**WHAT IS BEING ASKED**. For every line in the records below that holds "structured", make a copy.

Records from a data collection:
● ● ● ● ● ● ●

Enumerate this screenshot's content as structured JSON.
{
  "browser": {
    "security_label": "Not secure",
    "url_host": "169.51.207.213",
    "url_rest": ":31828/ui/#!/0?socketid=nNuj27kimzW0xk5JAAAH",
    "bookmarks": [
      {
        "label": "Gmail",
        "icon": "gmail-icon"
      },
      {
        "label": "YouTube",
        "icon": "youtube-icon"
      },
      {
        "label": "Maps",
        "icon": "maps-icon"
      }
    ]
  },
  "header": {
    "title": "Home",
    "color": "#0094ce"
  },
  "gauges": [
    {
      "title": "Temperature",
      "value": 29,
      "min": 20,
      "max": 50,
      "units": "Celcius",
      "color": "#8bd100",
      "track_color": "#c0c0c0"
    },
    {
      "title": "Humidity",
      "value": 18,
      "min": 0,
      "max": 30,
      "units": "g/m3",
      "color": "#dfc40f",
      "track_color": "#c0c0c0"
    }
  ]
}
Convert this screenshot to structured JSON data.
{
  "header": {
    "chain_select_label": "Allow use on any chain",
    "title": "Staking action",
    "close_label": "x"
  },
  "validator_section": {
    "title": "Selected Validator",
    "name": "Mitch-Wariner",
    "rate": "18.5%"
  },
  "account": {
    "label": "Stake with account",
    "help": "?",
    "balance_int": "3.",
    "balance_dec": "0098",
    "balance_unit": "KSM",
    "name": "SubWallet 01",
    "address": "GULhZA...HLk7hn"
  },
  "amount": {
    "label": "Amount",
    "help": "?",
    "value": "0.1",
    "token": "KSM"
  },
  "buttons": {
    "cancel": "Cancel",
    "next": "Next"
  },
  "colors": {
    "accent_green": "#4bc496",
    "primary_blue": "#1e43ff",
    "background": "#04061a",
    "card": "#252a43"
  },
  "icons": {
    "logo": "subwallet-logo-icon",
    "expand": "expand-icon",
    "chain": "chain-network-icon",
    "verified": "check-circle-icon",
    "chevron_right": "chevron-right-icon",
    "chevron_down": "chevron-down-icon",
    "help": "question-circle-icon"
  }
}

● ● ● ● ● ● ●

**WORKED SOLUTION**.
Enumerate this screenshot's content as structured JSON.
Convert this screenshot to structured JSON data.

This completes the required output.